Ulcers can also develop when blood pools in the veins of the legs, which causes swelling beneath the skin.

Learn more about leg ulcers here.

Varicose veins

Poor circulation causes existing varicose veins to become visible. Varicose veins make it harder for blood to return to the heart and potentially pool in the lower extremities. They can also lead to symptoms such as:

  • heaviness in the legs
  • aches in the legs
  • itchiness
  • swelling
  • veins that appear to knotted

Varicose veins are common among people who regularly stand for long periods.

Learn more about varicose veins here.

Various conditions can cause poor circulation, including:


Atherosclerosis is a common cause of poor blood circulation. It occurs when plaque builds up in blood vessels, especially in the arteries.

This buildup eventually narrows and hardens the arteries, eventually restricting blood flow. Atherosclerosis commonly affects the arteries of the brain, the heart, the legs, and the arms.

When atherosclerosis develops in the upper and lower limbs, this is called peripheral artery disease (PAD).

Diabetes mellitus

Diabetes can cause circulation problems and related conditions, such as PAD.

Over time, high blood glucose levels can damage blood vessels and cause plaque to build up. It is essential for people with diabetes to correctly manage their blood glucose levels, blood pressure, and cholesterol levels to maintain healthy blood flow.

Diabetes can cause nerve damage, and high levels of glucose may lead to a condition called diabetic neuropathy. One type of this condition can also affect a person’s blood pressure and heart rate.

Blood clots

A clot in a blood vessel can restrict blood flowing to or from organs or tissues. In some cases, a clot completely blocks the flow of blood.

A blood clot can be painful, and if a clot travels, it can have severe consequences, such as:

Blood clots can develop anywhere in the body and lead to circulation problems. However, if a doctor detects them early, treatment can be successful.

Being overweight

Extra weight places a burden on the body and can reduce blood flow to the brain and far extremities.

Overweight and obesity are also risk factors for diabetes, atherosclerosis, and heart disease, which can also cause poor circulation.

Raynaud’s disease or phenomenon

This condition causes blood vessels to narrow. Narrowed vessels and restricted blood flow can cause numbness, tingling, and a cold feeling in the hands and feet, and the effects may become more severe with time.

Smoking tobacco products

Smoking tobacco products can narrow blood vessels, increase plaque buildup, and damage tissue throughout the circulatory system. Smoking also increases the risk of developing conditions that cause poor circulation.

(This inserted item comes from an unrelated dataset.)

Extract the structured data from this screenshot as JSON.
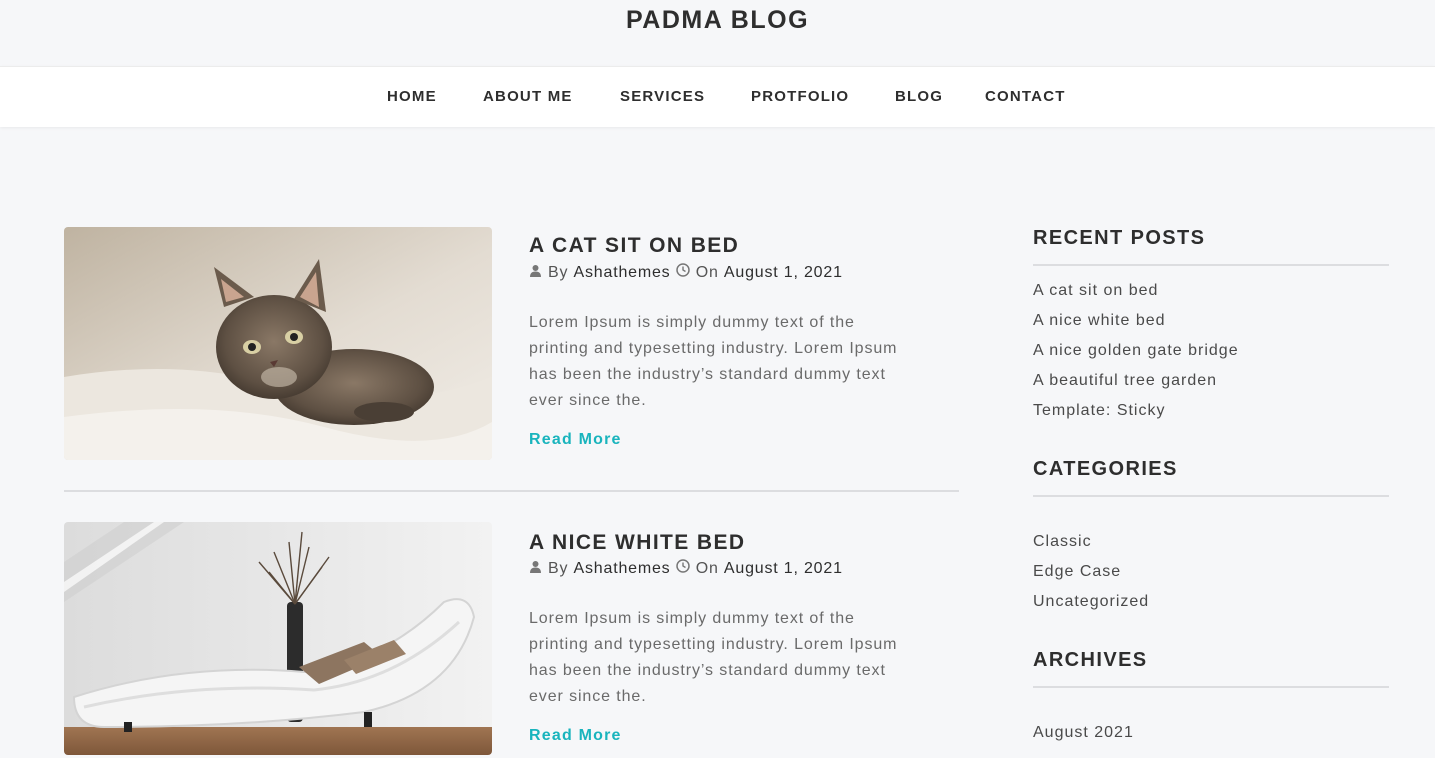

These effects increase the risk of cardiovascular disease, strokes, and heart attacks.

Treatment for poor circulation will depend on the underlying cause. The following lifestyle changes can also help:

Regular exercise not only improves circulation and overall heart health, but it can also increase muscular strength, which is a side effect of poor circulation.

People can work with a medical professional to create an exercise regime suitable for their activity ability.

Discover 8 ways to improve circulation here.

Poor circulation occurs with a range of conditions. Before making a diagnosis, a doctor will consider a person’s:

  • symptoms
  • risk factors
  • any related conditions
  • family medical history
  • the results of a physical examination

The doctor will then order tests, which may include:

  • blood sugar testing for diabetes
  • blood tests to detect inflammatory conditions
  • ultrasound or CT imaging to examine the blood vessels and check for clots
  • an ankle-brachial index to check for PAD

Conditions that cause poor circulation are easier to treat when a doctor detects them early.

If a person does not receive treatment, they may develop life threatening complications, including blood clots and infected skin ulcers.

It is essential to report symptoms of poor circulation to a doctor, to receive appropriate treatment, and to maintain a healthful lifestyle.